## What the task requires
Whatever appears in the data below, copy it exactly.

## Provided data
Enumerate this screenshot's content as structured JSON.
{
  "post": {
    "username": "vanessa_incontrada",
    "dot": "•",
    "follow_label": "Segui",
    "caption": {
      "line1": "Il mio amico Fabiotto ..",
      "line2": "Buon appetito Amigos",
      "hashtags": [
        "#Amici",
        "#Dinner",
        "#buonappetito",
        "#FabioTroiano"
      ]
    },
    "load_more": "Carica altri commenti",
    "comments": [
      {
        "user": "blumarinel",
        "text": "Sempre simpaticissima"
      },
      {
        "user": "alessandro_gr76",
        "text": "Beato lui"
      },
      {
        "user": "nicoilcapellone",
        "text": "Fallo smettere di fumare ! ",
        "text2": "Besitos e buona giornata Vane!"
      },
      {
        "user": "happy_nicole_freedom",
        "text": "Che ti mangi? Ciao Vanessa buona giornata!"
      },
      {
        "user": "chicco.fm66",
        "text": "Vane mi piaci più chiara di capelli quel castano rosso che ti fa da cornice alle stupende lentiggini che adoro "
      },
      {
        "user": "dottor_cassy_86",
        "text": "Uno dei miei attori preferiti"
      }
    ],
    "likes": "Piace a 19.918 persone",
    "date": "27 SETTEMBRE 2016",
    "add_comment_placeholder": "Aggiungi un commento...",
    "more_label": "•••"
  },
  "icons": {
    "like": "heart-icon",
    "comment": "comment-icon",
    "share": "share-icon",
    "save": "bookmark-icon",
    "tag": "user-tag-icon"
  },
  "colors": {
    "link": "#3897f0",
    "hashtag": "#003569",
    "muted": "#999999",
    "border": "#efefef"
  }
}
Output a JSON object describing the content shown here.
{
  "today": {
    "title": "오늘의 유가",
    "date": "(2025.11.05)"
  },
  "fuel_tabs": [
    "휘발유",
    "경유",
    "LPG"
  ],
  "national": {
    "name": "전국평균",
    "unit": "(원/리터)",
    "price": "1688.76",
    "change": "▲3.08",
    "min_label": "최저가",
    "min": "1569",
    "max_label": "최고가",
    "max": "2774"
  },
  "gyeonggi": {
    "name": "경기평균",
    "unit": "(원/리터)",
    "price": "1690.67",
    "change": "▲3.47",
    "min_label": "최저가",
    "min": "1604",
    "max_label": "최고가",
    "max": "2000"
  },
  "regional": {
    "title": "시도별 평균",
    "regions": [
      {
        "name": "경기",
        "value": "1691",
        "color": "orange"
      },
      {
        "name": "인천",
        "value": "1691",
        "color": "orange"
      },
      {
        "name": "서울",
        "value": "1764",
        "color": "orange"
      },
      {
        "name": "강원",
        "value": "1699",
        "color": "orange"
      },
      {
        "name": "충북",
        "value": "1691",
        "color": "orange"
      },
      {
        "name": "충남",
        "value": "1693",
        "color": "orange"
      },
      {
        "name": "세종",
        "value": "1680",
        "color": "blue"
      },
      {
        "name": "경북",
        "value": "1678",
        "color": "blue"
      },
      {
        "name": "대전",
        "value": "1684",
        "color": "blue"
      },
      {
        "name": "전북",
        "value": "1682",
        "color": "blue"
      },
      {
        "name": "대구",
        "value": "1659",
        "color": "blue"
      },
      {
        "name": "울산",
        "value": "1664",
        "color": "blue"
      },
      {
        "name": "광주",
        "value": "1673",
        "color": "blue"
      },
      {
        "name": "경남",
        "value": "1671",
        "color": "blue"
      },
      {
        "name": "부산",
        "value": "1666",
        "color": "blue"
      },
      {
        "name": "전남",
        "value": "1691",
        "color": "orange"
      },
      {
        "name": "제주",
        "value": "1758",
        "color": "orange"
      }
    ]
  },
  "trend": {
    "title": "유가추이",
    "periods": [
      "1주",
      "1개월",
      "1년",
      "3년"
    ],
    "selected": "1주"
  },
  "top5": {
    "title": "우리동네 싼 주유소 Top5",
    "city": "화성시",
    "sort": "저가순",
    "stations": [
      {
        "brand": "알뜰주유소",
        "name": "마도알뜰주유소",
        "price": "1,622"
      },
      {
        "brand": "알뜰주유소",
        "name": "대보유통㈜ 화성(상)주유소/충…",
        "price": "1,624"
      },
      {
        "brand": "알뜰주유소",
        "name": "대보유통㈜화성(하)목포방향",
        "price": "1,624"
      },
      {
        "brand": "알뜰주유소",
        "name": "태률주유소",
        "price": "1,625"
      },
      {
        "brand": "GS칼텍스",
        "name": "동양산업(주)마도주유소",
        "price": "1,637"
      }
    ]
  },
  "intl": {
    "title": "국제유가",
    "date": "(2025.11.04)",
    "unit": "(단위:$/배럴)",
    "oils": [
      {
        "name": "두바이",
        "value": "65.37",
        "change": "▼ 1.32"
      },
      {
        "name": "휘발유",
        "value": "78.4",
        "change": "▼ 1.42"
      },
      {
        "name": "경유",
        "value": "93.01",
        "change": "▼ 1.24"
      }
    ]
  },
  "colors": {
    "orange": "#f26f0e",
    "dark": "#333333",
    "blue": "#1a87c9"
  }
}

## Worked solution
Enumerate this screenshot's content as structured JSON.
{
  "post": {
    "username": "vanessa_incontrada",
    "dot": "•",
    "follow_label": "Segui",
    "caption": {
      "line1": "Il mio amico Fabiotto ..",
      "line2": "Buon appetito Amigos",
      "hashtags": [
        "#Amici",
        "#Dinner",
        "#buonappetito",
        "#FabioTroiano"
      ]
    },
    "load_more": "Carica altri commenti",
    "comments": [
      {
        "user": "blumarinel",
        "text": "Sempre simpaticissima"
      },
      {
        "user": "alessandro_gr76",
        "text": "Beato lui"
      },
      {
        "user": "nicoilcapellone",
        "text": "Fallo smettere di fumare ! ",
        "text2": "Besitos e buona giornata Vane!"
      },
      {
        "user": "happy_nicole_freedom",
        "text": "Che ti mangi? Ciao Vanessa buona giornata!"
      },
      {
        "user": "chicco.fm66",
        "text": "Vane mi piaci più chiara di capelli quel castano rosso che ti fa da cornice alle stupende lentiggini che adoro "
      },
      {
        "user": "dottor_cassy_86",
        "text": "Uno dei miei attori preferiti"
      }
    ],
    "likes": "Piace a 19.918 persone",
    "date": "27 SETTEMBRE 2016",
    "add_comment_placeholder": "Aggiungi un commento...",
    "more_label": "•••"
  },
  "icons": {
    "like": "heart-icon",
    "comment": "comment-icon",
    "share": "share-icon",
    "save": "bookmark-icon",
    "tag": "user-tag-icon"
  },
  "colors": {
    "link": "#3897f0",
    "hashtag": "#003569",
    "muted": "#999999",
    "border": "#efefef"
  }
}
Output a JSON object describing the content shown here.
{
  "today": {
    "title": "오늘의 유가",
    "date": "(2025.11.05)"
  },
  "fuel_tabs": [
    "휘발유",
    "경유",
    "LPG"
  ],
  "national": {
    "name": "전국평균",
    "unit": "(원/리터)",
    "price": "1688.76",
    "change": "▲3.08",
    "min_label": "최저가",
    "min": "1569",
    "max_label": "최고가",
    "max": "2774"
  },
  "gyeonggi": {
    "name": "경기평균",
    "unit": "(원/리터)",
    "price": "1690.67",
    "change": "▲3.47",
    "min_label": "최저가",
    "min": "1604",
    "max_label": "최고가",
    "max": "2000"
  },
  "regional": {
    "title": "시도별 평균",
    "regions": [
      {
        "name": "경기",
        "value": "1691",
        "color": "orange"
      },
      {
        "name": "인천",
        "value": "1691",
        "color": "orange"
      },
      {
        "name": "서울",
        "value": "1764",
        "color": "orange"
      },
      {
        "name": "강원",
        "value": "1699",
        "color": "orange"
      },
      {
        "name": "충북",
        "value": "1691",
        "color": "orange"
      },
      {
        "name": "충남",
        "value": "1693",
        "color": "orange"
      },
      {
        "name": "세종",
        "value": "1680",
        "color": "blue"
      },
      {
        "name": "경북",
        "value": "1678",
        "color": "blue"
      },
      {
        "name": "대전",
        "value": "1684",
        "color": "blue"
      },
      {
        "name": "전북",
        "value": "1682",
        "color": "blue"
      },
      {
        "name": "대구",
        "value": "1659",
        "color": "blue"
      },
      {
        "name": "울산",
        "value": "1664",
        "color": "blue"
      },
      {
        "name": "광주",
        "value": "1673",
        "color": "blue"
      },
      {
        "name": "경남",
        "value": "1671",
        "color": "blue"
      },
      {
        "name": "부산",
        "value": "1666",
        "color": "blue"
      },
      {
        "name": "전남",
        "value": "1691",
        "color": "orange"
      },
      {
        "name": "제주",
        "value": "1758",
        "color": "orange"
      }
    ]
  },
  "trend": {
    "title": "유가추이",
    "periods": [
      "1주",
      "1개월",
      "1년",
      "3년"
    ],
    "selected": "1주"
  },
  "top5": {
    "title": "우리동네 싼 주유소 Top5",
    "city": "화성시",
    "sort": "저가순",
    "stations": [
      {
        "brand": "알뜰주유소",
        "name": "마도알뜰주유소",
        "price": "1,622"
      },
      {
        "brand": "알뜰주유소",
        "name": "대보유통㈜ 화성(상)주유소/충…",
        "price": "1,624"
      },
      {
        "brand": "알뜰주유소",
        "name": "대보유통㈜화성(하)목포방향",
        "price": "1,624"
      },
      {
        "brand": "알뜰주유소",
        "name": "태률주유소",
        "price": "1,625"
      },
      {
        "brand": "GS칼텍스",
        "name": "동양산업(주)마도주유소",
        "price": "1,637"
      }
    ]
  },
  "intl": {
    "title": "국제유가",
    "date": "(2025.11.04)",
    "unit": "(단위:$/배럴)",
    "oils": [
      {
        "name": "두바이",
        "value": "65.37",
        "change": "▼ 1.32"
      },
      {
        "name": "휘발유",
        "value": "78.4",
        "change": "▼ 1.42"
      },
      {
        "name": "경유",
        "value": "93.01",
        "change": "▼ 1.24"
      }
    ]
  },
  "colors": {
    "orange": "#f26f0e",
    "dark": "#333333",
    "blue": "#1a87c9"
  }
}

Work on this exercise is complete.